* _ASSIGNMENT_
Note how many lines in the entries contain the string "text", then give that number and nothing else.

Saved entries:
··········

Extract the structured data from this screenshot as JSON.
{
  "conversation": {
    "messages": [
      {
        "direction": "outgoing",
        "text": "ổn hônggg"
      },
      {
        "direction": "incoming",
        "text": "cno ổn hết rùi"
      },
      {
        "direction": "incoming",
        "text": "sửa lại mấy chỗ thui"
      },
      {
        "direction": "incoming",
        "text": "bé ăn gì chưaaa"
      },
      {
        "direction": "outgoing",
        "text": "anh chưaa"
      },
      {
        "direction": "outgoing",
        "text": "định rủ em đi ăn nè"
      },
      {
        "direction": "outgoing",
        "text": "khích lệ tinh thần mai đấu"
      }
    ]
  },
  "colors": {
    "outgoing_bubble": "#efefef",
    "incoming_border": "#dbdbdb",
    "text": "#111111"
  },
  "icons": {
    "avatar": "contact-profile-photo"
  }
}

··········

* _OUTPUT OF THE EXERCISE_
8